Task directions → All the data beneath this line is to be reproduced exactly.

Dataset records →
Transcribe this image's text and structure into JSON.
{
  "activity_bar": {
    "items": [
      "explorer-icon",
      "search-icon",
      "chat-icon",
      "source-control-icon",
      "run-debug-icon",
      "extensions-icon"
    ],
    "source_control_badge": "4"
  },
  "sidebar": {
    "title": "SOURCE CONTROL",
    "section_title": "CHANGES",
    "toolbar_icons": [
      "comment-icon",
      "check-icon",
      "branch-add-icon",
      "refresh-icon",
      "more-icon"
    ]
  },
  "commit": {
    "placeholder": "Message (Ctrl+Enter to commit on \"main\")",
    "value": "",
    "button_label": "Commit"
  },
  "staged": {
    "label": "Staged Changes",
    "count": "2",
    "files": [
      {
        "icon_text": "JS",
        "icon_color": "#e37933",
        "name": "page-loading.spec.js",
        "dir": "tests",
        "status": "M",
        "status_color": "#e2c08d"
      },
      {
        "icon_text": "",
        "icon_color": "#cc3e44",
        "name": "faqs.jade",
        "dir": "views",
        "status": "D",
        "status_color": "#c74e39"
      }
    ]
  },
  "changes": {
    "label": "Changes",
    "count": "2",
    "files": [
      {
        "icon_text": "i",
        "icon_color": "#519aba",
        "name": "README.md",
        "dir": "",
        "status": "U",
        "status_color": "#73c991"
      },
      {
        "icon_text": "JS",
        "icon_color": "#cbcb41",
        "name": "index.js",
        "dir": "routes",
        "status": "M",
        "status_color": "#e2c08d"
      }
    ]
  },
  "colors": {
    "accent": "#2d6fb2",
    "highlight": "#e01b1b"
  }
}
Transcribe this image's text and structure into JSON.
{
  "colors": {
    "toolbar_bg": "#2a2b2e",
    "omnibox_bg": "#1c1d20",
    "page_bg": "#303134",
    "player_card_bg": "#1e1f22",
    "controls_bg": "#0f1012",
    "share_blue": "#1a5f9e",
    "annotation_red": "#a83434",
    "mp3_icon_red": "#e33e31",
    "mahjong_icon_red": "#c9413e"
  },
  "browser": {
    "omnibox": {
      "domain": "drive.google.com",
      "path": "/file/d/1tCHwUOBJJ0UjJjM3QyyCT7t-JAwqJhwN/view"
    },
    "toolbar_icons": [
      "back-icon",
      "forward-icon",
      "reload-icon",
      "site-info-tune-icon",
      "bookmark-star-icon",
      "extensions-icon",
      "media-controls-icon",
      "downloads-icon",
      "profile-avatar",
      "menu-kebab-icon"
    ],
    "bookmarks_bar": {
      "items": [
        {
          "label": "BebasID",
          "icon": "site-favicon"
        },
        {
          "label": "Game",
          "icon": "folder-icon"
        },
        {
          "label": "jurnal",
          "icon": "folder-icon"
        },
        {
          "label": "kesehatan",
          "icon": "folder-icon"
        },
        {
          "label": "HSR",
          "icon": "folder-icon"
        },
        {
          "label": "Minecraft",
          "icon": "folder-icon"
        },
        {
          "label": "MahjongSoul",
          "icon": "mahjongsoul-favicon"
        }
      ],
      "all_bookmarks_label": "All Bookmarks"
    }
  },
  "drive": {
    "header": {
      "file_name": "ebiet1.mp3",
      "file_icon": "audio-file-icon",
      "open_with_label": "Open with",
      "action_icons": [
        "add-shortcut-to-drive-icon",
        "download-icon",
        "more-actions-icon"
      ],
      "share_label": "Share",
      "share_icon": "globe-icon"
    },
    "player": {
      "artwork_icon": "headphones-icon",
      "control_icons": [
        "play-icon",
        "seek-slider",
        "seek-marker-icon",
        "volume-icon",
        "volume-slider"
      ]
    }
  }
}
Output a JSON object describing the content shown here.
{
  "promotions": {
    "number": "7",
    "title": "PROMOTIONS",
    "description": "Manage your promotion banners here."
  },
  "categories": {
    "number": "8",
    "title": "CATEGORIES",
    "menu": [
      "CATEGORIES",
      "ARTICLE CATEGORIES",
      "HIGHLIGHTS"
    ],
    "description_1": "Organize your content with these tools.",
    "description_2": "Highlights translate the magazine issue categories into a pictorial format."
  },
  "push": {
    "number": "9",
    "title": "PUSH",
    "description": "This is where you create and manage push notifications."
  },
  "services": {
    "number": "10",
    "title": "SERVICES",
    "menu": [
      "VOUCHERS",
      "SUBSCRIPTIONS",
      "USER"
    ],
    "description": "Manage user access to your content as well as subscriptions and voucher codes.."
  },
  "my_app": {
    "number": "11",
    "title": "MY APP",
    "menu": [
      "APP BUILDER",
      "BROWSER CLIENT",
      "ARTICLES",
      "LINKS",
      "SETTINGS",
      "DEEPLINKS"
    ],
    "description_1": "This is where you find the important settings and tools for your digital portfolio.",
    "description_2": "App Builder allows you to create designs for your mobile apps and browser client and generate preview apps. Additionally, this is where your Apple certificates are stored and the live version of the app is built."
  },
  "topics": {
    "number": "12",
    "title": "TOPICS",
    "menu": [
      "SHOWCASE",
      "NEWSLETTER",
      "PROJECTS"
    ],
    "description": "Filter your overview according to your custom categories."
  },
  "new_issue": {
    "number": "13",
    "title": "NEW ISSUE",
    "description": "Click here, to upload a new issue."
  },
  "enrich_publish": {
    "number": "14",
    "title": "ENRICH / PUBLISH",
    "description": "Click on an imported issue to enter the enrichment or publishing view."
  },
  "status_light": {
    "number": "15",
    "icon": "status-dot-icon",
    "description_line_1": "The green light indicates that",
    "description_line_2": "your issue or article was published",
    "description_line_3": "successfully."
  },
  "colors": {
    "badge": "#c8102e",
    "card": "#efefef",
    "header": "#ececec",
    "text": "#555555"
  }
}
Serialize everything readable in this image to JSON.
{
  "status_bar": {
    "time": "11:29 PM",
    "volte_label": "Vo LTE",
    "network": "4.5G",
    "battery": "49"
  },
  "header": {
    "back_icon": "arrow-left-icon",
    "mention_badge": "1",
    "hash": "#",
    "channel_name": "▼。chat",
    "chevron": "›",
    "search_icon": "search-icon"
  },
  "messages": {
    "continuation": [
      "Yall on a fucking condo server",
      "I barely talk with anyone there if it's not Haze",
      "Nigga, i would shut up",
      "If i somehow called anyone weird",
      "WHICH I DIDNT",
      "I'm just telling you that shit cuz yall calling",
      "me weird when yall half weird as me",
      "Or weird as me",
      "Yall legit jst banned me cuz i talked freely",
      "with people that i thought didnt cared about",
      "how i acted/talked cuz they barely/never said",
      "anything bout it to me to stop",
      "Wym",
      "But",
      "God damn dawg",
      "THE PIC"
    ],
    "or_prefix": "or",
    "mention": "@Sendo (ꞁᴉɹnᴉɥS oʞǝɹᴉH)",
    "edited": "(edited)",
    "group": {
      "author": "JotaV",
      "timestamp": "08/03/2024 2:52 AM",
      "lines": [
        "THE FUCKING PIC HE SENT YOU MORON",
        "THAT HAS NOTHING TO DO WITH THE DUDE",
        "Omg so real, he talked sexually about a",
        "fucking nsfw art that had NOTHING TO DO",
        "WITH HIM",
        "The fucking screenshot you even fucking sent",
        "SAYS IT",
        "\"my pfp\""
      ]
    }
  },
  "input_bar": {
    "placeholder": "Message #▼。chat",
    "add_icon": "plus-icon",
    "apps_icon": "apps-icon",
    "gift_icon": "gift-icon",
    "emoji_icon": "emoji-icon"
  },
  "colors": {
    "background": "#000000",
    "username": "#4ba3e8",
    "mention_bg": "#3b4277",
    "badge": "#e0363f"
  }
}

Solution for this task →
Transcribe this image's text and structure into JSON.
{
  "activity_bar": {
    "items": [
      "explorer-icon",
      "search-icon",
      "chat-icon",
      "source-control-icon",
      "run-debug-icon",
      "extensions-icon"
    ],
    "source_control_badge": "4"
  },
  "sidebar": {
    "title": "SOURCE CONTROL",
    "section_title": "CHANGES",
    "toolbar_icons": [
      "comment-icon",
      "check-icon",
      "branch-add-icon",
      "refresh-icon",
      "more-icon"
    ]
  },
  "commit": {
    "placeholder": "Message (Ctrl+Enter to commit on \"main\")",
    "value": "",
    "button_label": "Commit"
  },
  "staged": {
    "label": "Staged Changes",
    "count": "2",
    "files": [
      {
        "icon_text": "JS",
        "icon_color": "#e37933",
        "name": "page-loading.spec.js",
        "dir": "tests",
        "status": "M",
        "status_color": "#e2c08d"
      },
      {
        "icon_text": "",
        "icon_color": "#cc3e44",
        "name": "faqs.jade",
        "dir": "views",
        "status": "D",
        "status_color": "#c74e39"
      }
    ]
  },
  "changes": {
    "label": "Changes",
    "count": "2",
    "files": [
      {
        "icon_text": "i",
        "icon_color": "#519aba",
        "name": "README.md",
        "dir": "",
        "status": "U",
        "status_color": "#73c991"
      },
      {
        "icon_text": "JS",
        "icon_color": "#cbcb41",
        "name": "index.js",
        "dir": "routes",
        "status": "M",
        "status_color": "#e2c08d"
      }
    ]
  },
  "colors": {
    "accent": "#2d6fb2",
    "highlight": "#e01b1b"
  }
}
Transcribe this image's text and structure into JSON.
{
  "colors": {
    "toolbar_bg": "#2a2b2e",
    "omnibox_bg": "#1c1d20",
    "page_bg": "#303134",
    "player_card_bg": "#1e1f22",
    "controls_bg": "#0f1012",
    "share_blue": "#1a5f9e",
    "annotation_red": "#a83434",
    "mp3_icon_red": "#e33e31",
    "mahjong_icon_red": "#c9413e"
  },
  "browser": {
    "omnibox": {
      "domain": "drive.google.com",
      "path": "/file/d/1tCHwUOBJJ0UjJjM3QyyCT7t-JAwqJhwN/view"
    },
    "toolbar_icons": [
      "back-icon",
      "forward-icon",
      "reload-icon",
      "site-info-tune-icon",
      "bookmark-star-icon",
      "extensions-icon",
      "media-controls-icon",
      "downloads-icon",
      "profile-avatar",
      "menu-kebab-icon"
    ],
    "bookmarks_bar": {
      "items": [
        {
          "label": "BebasID",
          "icon": "site-favicon"
        },
        {
          "label": "Game",
          "icon": "folder-icon"
        },
        {
          "label": "jurnal",
          "icon": "folder-icon"
        },
        {
          "label": "kesehatan",
          "icon": "folder-icon"
        },
        {
          "label": "HSR",
          "icon": "folder-icon"
        },
        {
          "label": "Minecraft",
          "icon": "folder-icon"
        },
        {
          "label": "MahjongSoul",
          "icon": "mahjongsoul-favicon"
        }
      ],
      "all_bookmarks_label": "All Bookmarks"
    }
  },
  "drive": {
    "header": {
      "file_name": "ebiet1.mp3",
      "file_icon": "audio-file-icon",
      "open_with_label": "Open with",
      "action_icons": [
        "add-shortcut-to-drive-icon",
        "download-icon",
        "more-actions-icon"
      ],
      "share_label": "Share",
      "share_icon": "globe-icon"
    },
    "player": {
      "artwork_icon": "headphones-icon",
      "control_icons": [
        "play-icon",
        "seek-slider",
        "seek-marker-icon",
        "volume-icon",
        "volume-slider"
      ]
    }
  }
}
Output a JSON object describing the content shown here.
{
  "promotions": {
    "number": "7",
    "title": "PROMOTIONS",
    "description": "Manage your promotion banners here."
  },
  "categories": {
    "number": "8",
    "title": "CATEGORIES",
    "menu": [
      "CATEGORIES",
      "ARTICLE CATEGORIES",
      "HIGHLIGHTS"
    ],
    "description_1": "Organize your content with these tools.",
    "description_2": "Highlights translate the magazine issue categories into a pictorial format."
  },
  "push": {
    "number": "9",
    "title": "PUSH",
    "description": "This is where you create and manage push notifications."
  },
  "services": {
    "number": "10",
    "title": "SERVICES",
    "menu": [
      "VOUCHERS",
      "SUBSCRIPTIONS",
      "USER"
    ],
    "description": "Manage user access to your content as well as subscriptions and voucher codes.."
  },
  "my_app": {
    "number": "11",
    "title": "MY APP",
    "menu": [
      "APP BUILDER",
      "BROWSER CLIENT",
      "ARTICLES",
      "LINKS",
      "SETTINGS",
      "DEEPLINKS"
    ],
    "description_1": "This is where you find the important settings and tools for your digital portfolio.",
    "description_2": "App Builder allows you to create designs for your mobile apps and browser client and generate preview apps. Additionally, this is where your Apple certificates are stored and the live version of the app is built."
  },
  "topics": {
    "number": "12",
    "title": "TOPICS",
    "menu": [
      "SHOWCASE",
      "NEWSLETTER",
      "PROJECTS"
    ],
    "description": "Filter your overview according to your custom categories."
  },
  "new_issue": {
    "number": "13",
    "title": "NEW ISSUE",
    "description": "Click here, to upload a new issue."
  },
  "enrich_publish": {
    "number": "14",
    "title": "ENRICH / PUBLISH",
    "description": "Click on an imported issue to enter the enrichment or publishing view."
  },
  "status_light": {
    "number": "15",
    "icon": "status-dot-icon",
    "description_line_1": "The green light indicates that",
    "description_line_2": "your issue or article was published",
    "description_line_3": "successfully."
  },
  "colors": {
    "badge": "#c8102e",
    "card": "#efefef",
    "header": "#ececec",
    "text": "#555555"
  }
}
Serialize everything readable in this image to JSON.
{
  "status_bar": {
    "time": "11:29 PM",
    "volte_label": "Vo LTE",
    "network": "4.5G",
    "battery": "49"
  },
  "header": {
    "back_icon": "arrow-left-icon",
    "mention_badge": "1",
    "hash": "#",
    "channel_name": "▼。chat",
    "chevron": "›",
    "search_icon": "search-icon"
  },
  "messages": {
    "continuation": [
      "Yall on a fucking condo server",
      "I barely talk with anyone there if it's not Haze",
      "Nigga, i would shut up",
      "If i somehow called anyone weird",
      "WHICH I DIDNT",
      "I'm just telling you that shit cuz yall calling",
      "me weird when yall half weird as me",
      "Or weird as me",
      "Yall legit jst banned me cuz i talked freely",
      "with people that i thought didnt cared about",
      "how i acted/talked cuz they barely/never said",
      "anything bout it to me to stop",
      "Wym",
      "But",
      "God damn dawg",
      "THE PIC"
    ],
    "or_prefix": "or",
    "mention": "@Sendo (ꞁᴉɹnᴉɥS oʞǝɹᴉH)",
    "edited": "(edited)",
    "group": {
      "author": "JotaV",
      "timestamp": "08/03/2024 2:52 AM",
      "lines": [
        "THE FUCKING PIC HE SENT YOU MORON",
        "THAT HAS NOTHING TO DO WITH THE DUDE",
        "Omg so real, he talked sexually about a",
        "fucking nsfw art that had NOTHING TO DO",
        "WITH HIM",
        "The fucking screenshot you even fucking sent",
        "SAYS IT",
        "\"my pfp\""
      ]
    }
  },
  "input_bar": {
    "placeholder": "Message #▼。chat",
    "add_icon": "plus-icon",
    "apps_icon": "apps-icon",
    "gift_icon": "gift-icon",
    "emoji_icon": "emoji-icon"
  },
  "colors": {
    "background": "#000000",
    "username": "#4ba3e8",
    "mention_bg": "#3b4277",
    "badge": "#e0363f"
  }
}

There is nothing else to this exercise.